With the advent of electronic communication we have experienced the decline of this happy little thrill in our lives. Handwritten cards and letters have been replaced with emails, text messages, live phone calls or voice mails, except, fortunately, around holidays and birthdays, when we still get to experience this dear form of communication as it comes through the snail mail. Continue reading “April Is National Card and Letter Writing Month”
Do you like to eat well in the sense that you want your food to be delicious and nutritious? I think most people would answer “yes” to that question. Is it challenging to provide meals that fit the delicious/nutritious definition for yourself and/or your family members? Most of us would have to answer “yes,” at least some of the time, because we all know life makes many competing demands of our time. Continue reading “Freezer Meals: Eating Well When Time is Limited (or You Just Need a Break from Cooking)”
Well, I wish that I could say this blog post was going to be a prescription, and, if followed, you would attain complete and utter uninterrupted emotional happiness, with your heart continuously effusing joy. Alas, the kind of “heart happy” addressed here is not that kind of happy, but the good health kind of happy (sorry if you’re disappointed!).
February is American Heart Month (conveniently teamed in the same month as Valentine’s Day, so you have a chance to wedge in a bit of short-term, romance-happy for your heart on the 14th). It’s a good time to take stock of how your heart is doing since heart disease (also called cardiovascular disease) is the leading cause of death in both men and women in the United States. Did you know that annually, 1 in every 4 deaths is caused by heart disease? That’s 25% … shocking! Continue reading “How to Make Your Heart Happy”

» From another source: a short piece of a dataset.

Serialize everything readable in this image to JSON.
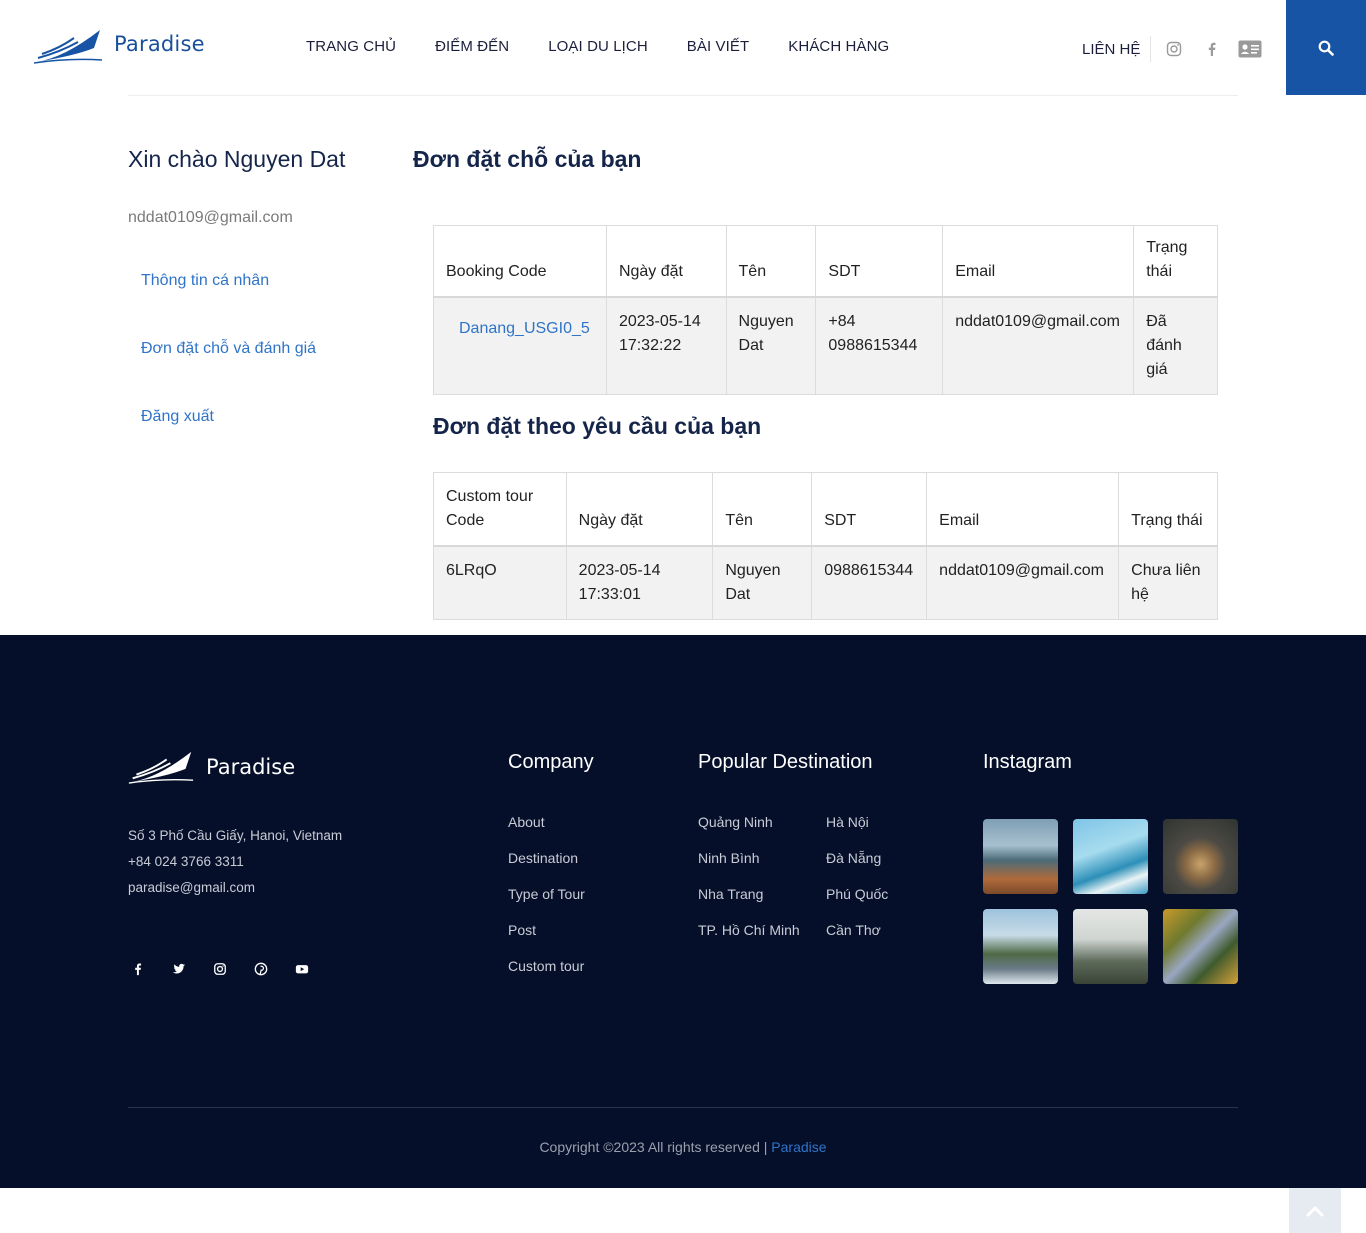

If you are “Missouri-bound” for the winter, then you might as well take advantage of the season. It can be a mood-lifter to spend time outdoors, even if the weather doesn’t seem conducive to it. In Norway, where it can be quite cold and snowy during the winter season, they have a saying which goes something like this: “There is no such thing as bad weather, only inappropriate clothing.” Continue reading “Embracing Winter”